In Game 2, Charlotte again pushed the Bulls before closing out a series-tying 78-76 victory as former Chicago guard Armstrong hit an 18-footer in front of the Bulls’ bench to sew up the win.

Armstrong’s shot and his reaction to it certainly got the Bulls’ attention and Jordan and his teammates played at another level the next three games to take a 4-1 series victory over Charlotte.

Jordan scored 27, 31 and 33 points, respectively, as the Bulls downed the Hornets 103-89 in Charlotte in Game 3, 94-80 in Charlotte in Game 4 and 93-84 in Chicago in Game 5.

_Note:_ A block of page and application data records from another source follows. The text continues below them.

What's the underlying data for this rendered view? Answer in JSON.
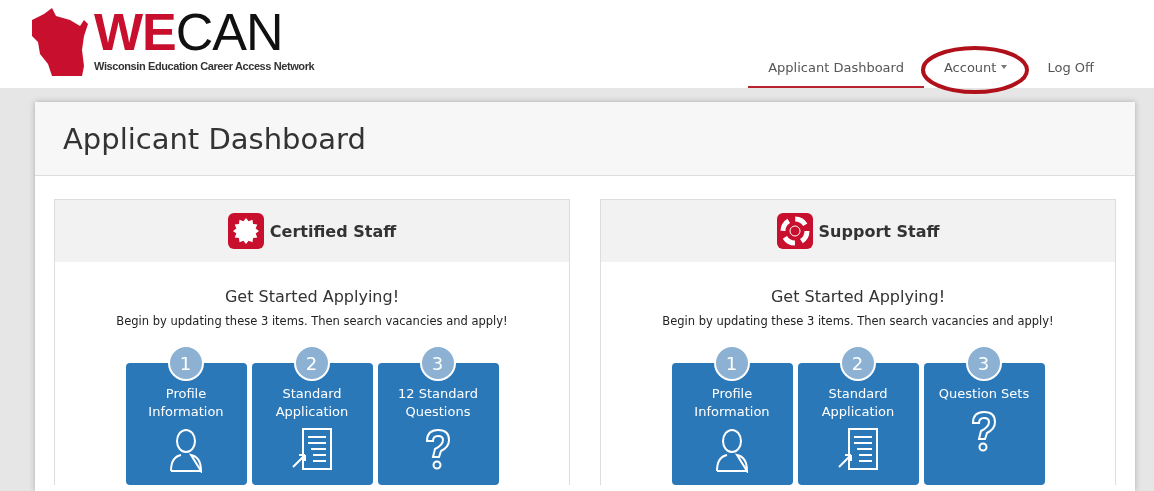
{
  "logo": {
    "accent": "WE",
    "rest": "CAN",
    "tagline": "Wisconsin Education Career Access Network"
  },
  "nav": [
    {
      "label": "Applicant Dashboard",
      "selected": true,
      "has_menu": false,
      "circled": false
    },
    {
      "label": "Account",
      "selected": false,
      "has_menu": true,
      "circled": true
    },
    {
      "label": "Log Off",
      "selected": false,
      "has_menu": false,
      "circled": false
    }
  ],
  "page_title": "Applicant Dashboard",
  "cards": [
    {
      "title": "Certified Staff",
      "kind": "badge",
      "heading": "Get Started Applying!",
      "intro": "Begin by updating these 3 items. Then search vacancies and apply!",
      "steps": [
        {
          "number": "1",
          "label": "Profile Information",
          "kind": "person"
        },
        {
          "number": "2",
          "label": "Standard Application",
          "kind": "document"
        },
        {
          "number": "3",
          "label": "12 Standard Questions",
          "kind": "question"
        }
      ]
    },
    {
      "title": "Support Staff",
      "kind": "lifebuoy",
      "heading": "Get Started Applying!",
      "intro": "Begin by updating these 3 items. Then search vacancies and apply!",
      "steps": [
        {
          "number": "1",
          "label": "Profile Information",
          "kind": "person"
        },
        {
          "number": "2",
          "label": "Standard Application",
          "kind": "document"
        },
        {
          "number": "3",
          "label": "Question Sets",
          "kind": "question"
        }
      ]
    }
  ]
}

It also ended an era for the Hornets as Curry, Divac and Geiger would leave as free agents in the upcoming offseason.

 

The 1998 Hornets
Record: 51-31 (4-5 in playoffs)
Head coach: Dave Cowens
Top scorers: Glen Rice 22.3, David Wesley 13.0, Anthony Mason 12.8, Matt Geiger 11.3, Bobby Phills 10.4, Vlade Divac 10.4
Top rebounders: Mason 10.2, Divac 8.1, Geiger 6.2
Notes: Rice again played in the All-Star Game and the Hornets set a franchise record for best home record at 32-9 in an 89-76 win over the Orlando Magic on April 19. Charlotte also had a 10-game winning streak from Games 54 to 63.